Giving answer to the above questions a double stage sequential optimization algorithm for finding the optimal content of short fiber reinforcements and their distribution in the composite structure, considering uncertain design parameters, is presented. In the first stage, the optimal amount of short fibers in a FRC structure with uniformly distributed fibers is conducted in the framework of a Reliability Based Design Optimization (RBDO) problem. Presented model considers material, structural and modeling uncertainties. In the second stage, the fiber distribution optimization (with the aim to further increase in structural reliability) is performed by defining a fiber distribution function through a Non-Uniform Rational BSpline (NURBS) surface. The advantages of using the NURBS surface as a fiber distribution function include: using the same data set for the optimization and analysis; high convergence rate due to the smoothness of the NURBS; mesh independency of the optimal layout; no need for any post processing technique and its non-heuristic nature. The output of stage 1 (the optimal fiber content for homogeneously distributed fibers) is considered as the input of stage 2. The output of stage 2 is the Reliability Index (b ) of the structure with the optimal fiber content and distribution.

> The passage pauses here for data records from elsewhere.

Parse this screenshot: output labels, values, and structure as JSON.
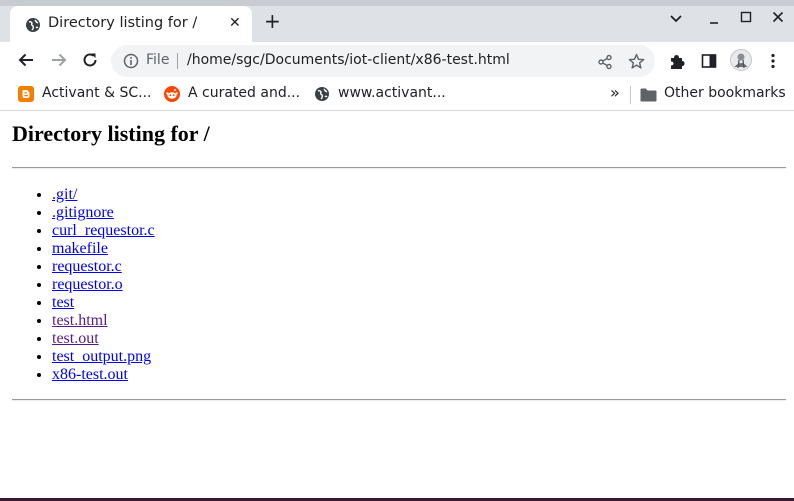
{
  "tab": {
    "title": "Directory listing for /",
    "icon": "globe-icon"
  },
  "toolbar": {
    "scheme": "File",
    "url": "/home/sgc/Documents/iot-client/x86-test.html"
  },
  "bookmarks": {
    "items": [
      {
        "label": "Activant & SC...",
        "icon": "blogger-icon",
        "color": "#f57d00"
      },
      {
        "label": "A curated and...",
        "icon": "reddit-icon",
        "color": "#ff4500"
      },
      {
        "label": "www.activant...",
        "icon": "globe-icon"
      }
    ],
    "overflow": "»",
    "other": "Other bookmarks"
  },
  "page": {
    "heading": "Directory listing for /",
    "files": [
      {
        "name": ".git/",
        "visited": false
      },
      {
        "name": ".gitignore",
        "visited": false
      },
      {
        "name": "curl_requestor.c",
        "visited": false
      },
      {
        "name": "makefile",
        "visited": false
      },
      {
        "name": "requestor.c",
        "visited": false
      },
      {
        "name": "requestor.o",
        "visited": false
      },
      {
        "name": "test",
        "visited": false
      },
      {
        "name": "test.html",
        "visited": true
      },
      {
        "name": "test.out",
        "visited": true
      },
      {
        "name": "test_output.png",
        "visited": false
      },
      {
        "name": "x86-test.out",
        "visited": false
      }
    ]
  },
  "colors": {
    "link": "#0000ee",
    "visited": "#551a8b",
    "frame": "#dee1e6"
  }
}
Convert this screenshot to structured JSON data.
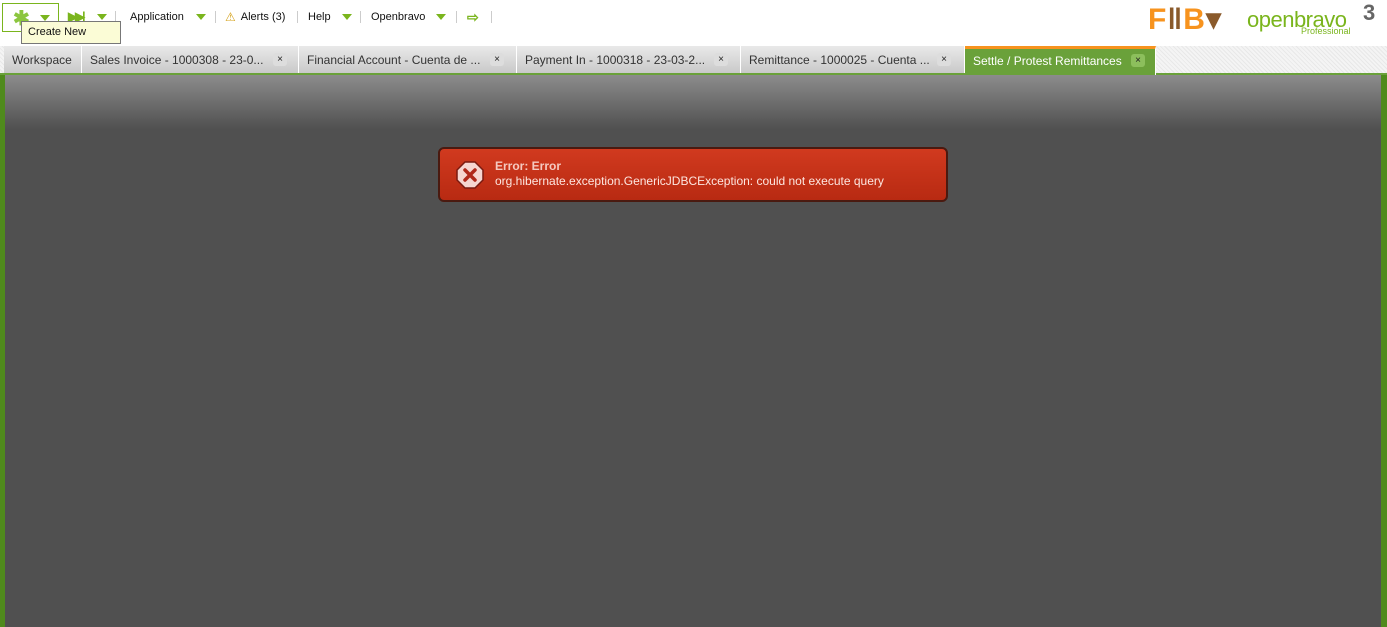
{
  "toolbar": {
    "tooltip": "Create New",
    "application": "Application",
    "alerts": "Alerts (3)",
    "help": "Help",
    "user": "Openbravo"
  },
  "logos": {
    "customer": "F+B",
    "brand": "openbravo",
    "edition": "Professional",
    "version": "3"
  },
  "tabs": [
    {
      "label": "Workspace",
      "closable": false
    },
    {
      "label": "Sales Invoice - 1000308 - 23-0...",
      "closable": true
    },
    {
      "label": "Financial Account - Cuenta de ...",
      "closable": true
    },
    {
      "label": "Payment In - 1000318 - 23-03-2...",
      "closable": true
    },
    {
      "label": "Remittance - 1000025 - Cuenta ...",
      "closable": true
    },
    {
      "label": "Settle / Protest Remittances",
      "closable": true,
      "active": true
    }
  ],
  "close_glyph": "×",
  "error": {
    "title": "Error: Error",
    "message": "org.hibernate.exception.GenericJDBCException: could not execute query"
  }
}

First order reliability method (in order to approximate the limit state function) as well as different material models including Rule of Mixtures, Mori-Tanaka, energy-based approach and stochastic multi-scales are implemented in different examples. The proposed combined model is able to capture the role of available uncertainties in FRC structures through a computationally efficient algorithm using all sequential, NURBS and sensitivity based techniques. The methodology is successfully implemented for interfacial shear stress optimization in sandwich beams and also for optimization of the internal cooling channels in a ceramic matrix composite.
Finally, after some changes and modifications by combining Isogeometric Analysis, level set and point wise density mapping techniques, the computational framework is extended for topology optimization of piezoelectric / flexoelectric materials.